IN RE: ALPER RESTAURANT INC., Also Known as Swiss Hutte, et al., Appellants, v. TOWN OF COPAKE ZONING BOARD OF APPEALS et al., Respondents, et al., Respondent.
Appeal from a judgment of the Supreme Court (Platkin, J.), entered October 20, 2015 in Albany County, which dismissed petitioners' application, in a proceeding pursuant to CPLR article 78, to review a determination of respondent Town of Copake Zoning Board of Appeals granting a request by respondent Rock Solid Development, LLC for a special use permit.
Respondent Rock Solid Development, LLC applied to respondent Town of Copake Zoning Board of Appeals (hereinafter the ZBA) for a special use permit in connection with the proposed construction of a resort hotel on a parcel of land owned by respondent Catamount Development Corporation and located in the Town of Copake, Columbia County.1 During the review of that application, a vacancy occurred on the five-member panel of the ZBA. In September 2014, the four remaining members voted 2–2 on the issue of whether to grant the application for a special use permit and, because there was no majority vote, the ZBA was considered not to have acted. In November 2014, after a new member was appointed to fill the vacancy, the ZBA granted Rock Solid's application in a 3–2 vote. Petitioners, who own and operate an inn and restaurant on property adjacent to the proposed resort hotel, commenced this CPLR article 78 proceeding contending, among other things, that the September 2014 tie vote constituted a default denial of Rock Solid's application. Following joinder of issue, Supreme Court, in a thorough and well-reasoned decision, dismissed the petition. This appeal ensued.
We can find no reason to disturb Supreme Court's determination that the September 2014 tie vote constituted non-action on the application, thus permitting the ZBA to vote on the application for a second time in November 2014. Supreme Court accurately set forth the 2002 legislative amendments to Town Law § 267–a, aptly observed the impact of those amendments in relation to Matter of Tall Trees Constr. Corp. v. Zoning Bd. of Appeals of Town of Huntington (97 N.Y.2d 86  ) and correctly determined that a tie vote of a zoning board of appeals only results in a default denial when, among other things, it is exercising its appellate jurisdiction (see Town Law § 267–a [b]; L 2002, ch 662, § 7; Terry Rice, Practice Commentaries, McKinney's Cons Laws of NY, Book 61, Town Law § 267–a at 31–33). Inasmuch as it is undisputed that the ZBA was exercising its original jurisdiction here (see Code of the Town of Copake § 232–28[C] ), we agree with Supreme Court that the September 2014 tie vote did not result in a default denial. Petitioners' additional argument that the ZBA's bylaws, rather than the Town Law, control here is patently without merit.

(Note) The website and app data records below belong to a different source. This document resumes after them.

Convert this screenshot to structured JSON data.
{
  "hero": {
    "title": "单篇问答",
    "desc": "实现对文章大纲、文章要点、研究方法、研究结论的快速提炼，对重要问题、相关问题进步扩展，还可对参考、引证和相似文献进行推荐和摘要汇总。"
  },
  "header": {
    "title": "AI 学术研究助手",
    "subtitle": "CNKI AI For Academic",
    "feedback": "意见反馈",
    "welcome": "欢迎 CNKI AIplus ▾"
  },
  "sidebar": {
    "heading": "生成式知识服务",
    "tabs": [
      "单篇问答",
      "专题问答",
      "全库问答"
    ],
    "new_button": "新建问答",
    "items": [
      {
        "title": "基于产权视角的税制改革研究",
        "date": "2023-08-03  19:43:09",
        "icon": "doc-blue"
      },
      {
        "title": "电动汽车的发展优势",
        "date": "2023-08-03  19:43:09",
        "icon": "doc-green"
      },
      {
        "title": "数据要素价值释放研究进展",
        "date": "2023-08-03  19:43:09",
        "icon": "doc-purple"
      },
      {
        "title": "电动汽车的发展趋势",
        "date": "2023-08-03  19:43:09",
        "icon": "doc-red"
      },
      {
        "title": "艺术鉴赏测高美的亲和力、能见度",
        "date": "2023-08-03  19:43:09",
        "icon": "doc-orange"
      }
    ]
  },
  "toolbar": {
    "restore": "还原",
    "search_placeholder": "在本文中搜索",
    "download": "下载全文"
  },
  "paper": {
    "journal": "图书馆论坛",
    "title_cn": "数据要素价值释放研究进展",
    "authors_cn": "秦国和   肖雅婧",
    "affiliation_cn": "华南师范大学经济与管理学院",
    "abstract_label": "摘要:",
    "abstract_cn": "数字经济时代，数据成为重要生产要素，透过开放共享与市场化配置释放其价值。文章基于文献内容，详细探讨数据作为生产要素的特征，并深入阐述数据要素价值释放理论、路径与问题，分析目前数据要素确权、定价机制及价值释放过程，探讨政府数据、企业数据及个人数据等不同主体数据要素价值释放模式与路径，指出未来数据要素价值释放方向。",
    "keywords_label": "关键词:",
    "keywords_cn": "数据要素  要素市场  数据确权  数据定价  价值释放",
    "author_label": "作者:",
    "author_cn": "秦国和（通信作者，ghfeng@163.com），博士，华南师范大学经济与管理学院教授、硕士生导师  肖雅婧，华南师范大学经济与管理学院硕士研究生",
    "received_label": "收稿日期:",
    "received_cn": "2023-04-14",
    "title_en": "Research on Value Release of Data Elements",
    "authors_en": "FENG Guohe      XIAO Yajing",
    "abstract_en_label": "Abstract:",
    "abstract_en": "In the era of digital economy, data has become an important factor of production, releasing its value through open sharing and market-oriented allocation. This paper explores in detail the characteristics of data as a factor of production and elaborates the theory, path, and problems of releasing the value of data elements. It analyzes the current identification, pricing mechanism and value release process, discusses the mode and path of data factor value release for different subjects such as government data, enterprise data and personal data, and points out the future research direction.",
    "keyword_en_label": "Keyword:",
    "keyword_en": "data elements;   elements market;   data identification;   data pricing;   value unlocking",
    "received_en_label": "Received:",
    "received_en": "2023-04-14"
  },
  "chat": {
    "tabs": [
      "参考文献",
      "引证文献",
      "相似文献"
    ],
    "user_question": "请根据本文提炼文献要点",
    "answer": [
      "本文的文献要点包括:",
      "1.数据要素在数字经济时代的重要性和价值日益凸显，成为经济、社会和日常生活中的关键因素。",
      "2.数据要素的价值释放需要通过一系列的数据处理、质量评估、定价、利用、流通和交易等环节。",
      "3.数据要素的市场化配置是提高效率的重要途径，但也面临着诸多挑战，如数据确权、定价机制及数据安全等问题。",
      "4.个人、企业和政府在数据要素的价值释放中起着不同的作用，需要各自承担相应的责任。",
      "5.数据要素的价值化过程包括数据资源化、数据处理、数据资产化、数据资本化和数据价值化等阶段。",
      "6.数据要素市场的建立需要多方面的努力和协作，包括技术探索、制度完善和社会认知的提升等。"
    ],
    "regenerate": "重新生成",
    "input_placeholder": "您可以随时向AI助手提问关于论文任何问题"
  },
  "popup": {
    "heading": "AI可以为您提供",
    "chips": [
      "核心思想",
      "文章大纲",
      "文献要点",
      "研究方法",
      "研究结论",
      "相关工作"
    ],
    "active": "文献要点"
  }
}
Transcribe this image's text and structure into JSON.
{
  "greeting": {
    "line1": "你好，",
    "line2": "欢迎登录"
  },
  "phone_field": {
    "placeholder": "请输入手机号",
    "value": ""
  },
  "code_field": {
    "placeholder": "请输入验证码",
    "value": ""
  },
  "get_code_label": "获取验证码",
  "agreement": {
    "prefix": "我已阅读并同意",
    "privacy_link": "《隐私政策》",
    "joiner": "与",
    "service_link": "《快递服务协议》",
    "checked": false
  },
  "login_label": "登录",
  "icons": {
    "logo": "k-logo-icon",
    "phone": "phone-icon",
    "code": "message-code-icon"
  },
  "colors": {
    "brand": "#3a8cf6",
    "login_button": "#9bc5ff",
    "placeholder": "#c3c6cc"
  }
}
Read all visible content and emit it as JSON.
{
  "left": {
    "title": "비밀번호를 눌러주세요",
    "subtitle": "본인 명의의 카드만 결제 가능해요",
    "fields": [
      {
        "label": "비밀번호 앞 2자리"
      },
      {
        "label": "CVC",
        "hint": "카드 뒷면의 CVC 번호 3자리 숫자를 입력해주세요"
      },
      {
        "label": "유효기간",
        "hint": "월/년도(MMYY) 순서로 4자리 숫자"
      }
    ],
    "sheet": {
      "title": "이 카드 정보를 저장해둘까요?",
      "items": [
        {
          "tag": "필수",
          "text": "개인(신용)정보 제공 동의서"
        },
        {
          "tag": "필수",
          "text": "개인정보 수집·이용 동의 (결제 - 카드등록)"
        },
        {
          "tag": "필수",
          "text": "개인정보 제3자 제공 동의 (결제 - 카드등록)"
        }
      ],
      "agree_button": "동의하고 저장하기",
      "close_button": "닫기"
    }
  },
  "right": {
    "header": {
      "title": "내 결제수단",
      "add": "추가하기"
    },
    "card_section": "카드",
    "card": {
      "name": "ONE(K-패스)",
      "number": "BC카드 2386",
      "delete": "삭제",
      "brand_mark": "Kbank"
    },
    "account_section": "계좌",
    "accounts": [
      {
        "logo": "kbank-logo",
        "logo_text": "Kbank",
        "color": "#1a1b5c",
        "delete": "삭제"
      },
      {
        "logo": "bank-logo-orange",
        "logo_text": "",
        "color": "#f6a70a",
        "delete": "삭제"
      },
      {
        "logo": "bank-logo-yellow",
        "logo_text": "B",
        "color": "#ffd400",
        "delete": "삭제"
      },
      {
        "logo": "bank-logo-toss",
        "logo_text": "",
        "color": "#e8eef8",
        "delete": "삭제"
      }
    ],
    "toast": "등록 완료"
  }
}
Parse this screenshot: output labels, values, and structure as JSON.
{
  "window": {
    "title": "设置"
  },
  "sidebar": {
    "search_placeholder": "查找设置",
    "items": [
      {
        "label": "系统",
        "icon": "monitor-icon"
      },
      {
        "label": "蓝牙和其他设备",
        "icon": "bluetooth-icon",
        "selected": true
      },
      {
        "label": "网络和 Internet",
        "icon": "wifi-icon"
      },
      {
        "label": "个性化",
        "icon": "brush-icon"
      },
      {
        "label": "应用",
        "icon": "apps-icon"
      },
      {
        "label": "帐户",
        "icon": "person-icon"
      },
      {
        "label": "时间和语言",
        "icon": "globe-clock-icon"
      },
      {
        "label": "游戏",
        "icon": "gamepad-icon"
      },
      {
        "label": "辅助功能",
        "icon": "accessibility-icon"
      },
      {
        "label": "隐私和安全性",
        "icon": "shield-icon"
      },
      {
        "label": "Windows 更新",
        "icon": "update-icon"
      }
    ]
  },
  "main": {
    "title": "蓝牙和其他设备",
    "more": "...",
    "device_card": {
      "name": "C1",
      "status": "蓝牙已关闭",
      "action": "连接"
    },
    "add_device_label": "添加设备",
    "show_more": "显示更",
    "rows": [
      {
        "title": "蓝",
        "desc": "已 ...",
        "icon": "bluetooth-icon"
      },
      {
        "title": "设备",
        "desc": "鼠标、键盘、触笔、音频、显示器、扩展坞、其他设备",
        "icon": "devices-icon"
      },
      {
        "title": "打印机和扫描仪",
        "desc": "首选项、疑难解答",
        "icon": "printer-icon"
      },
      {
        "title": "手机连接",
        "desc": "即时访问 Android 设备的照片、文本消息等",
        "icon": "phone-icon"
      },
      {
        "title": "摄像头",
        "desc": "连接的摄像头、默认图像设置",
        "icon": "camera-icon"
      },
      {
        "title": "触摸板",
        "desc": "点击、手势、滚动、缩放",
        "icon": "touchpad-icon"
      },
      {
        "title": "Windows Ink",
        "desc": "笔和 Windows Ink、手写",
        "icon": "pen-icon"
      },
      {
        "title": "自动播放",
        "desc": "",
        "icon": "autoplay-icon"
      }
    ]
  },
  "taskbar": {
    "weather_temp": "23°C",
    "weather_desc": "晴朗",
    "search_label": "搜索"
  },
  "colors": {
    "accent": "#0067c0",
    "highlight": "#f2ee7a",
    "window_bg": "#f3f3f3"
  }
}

Nor can we agree that Supreme Court erred in finding that the newly appointed ZBA member was adequately informed about the application when he rendered his vote (see Matter of Perryman v. Village of Saranac Lake, 64 AD3d 830, 835–836  ), and that the ZBA's interpretation of Code of the Town of Copake § 232–28(G) was rational (see generally Matter of Sullivan v. Board of Zoning Appeals of City of Albany, 144 AD3d 1480, 1482 , lv denied ––– NY3d –––– [Mar. 23, 2017] ). We have reviewed petitioners' remaining contentions and find them to be without merit.
ORDERED that the judgment is affirmed, without costs.
McCARTHY, J.P., GARRY, MULVEY and AARONS, JJ., concur.
1. Rock Solid and Catamount also filed applications for site plan and subdivision approval, which were granted by the Town of Copake Planning Board, and the Planning Board issued a negative declaration of significance under the State Environmental Quality Review Act (see ECL art 8). Petitioners commenced a separate CPLR article 78 proceeding to challenge the Planning Board's determinations (Matter of Alper Restaurant Inc. v. Town of Copake Planning Bd., ––– AD3d –––– [decided herewith] ).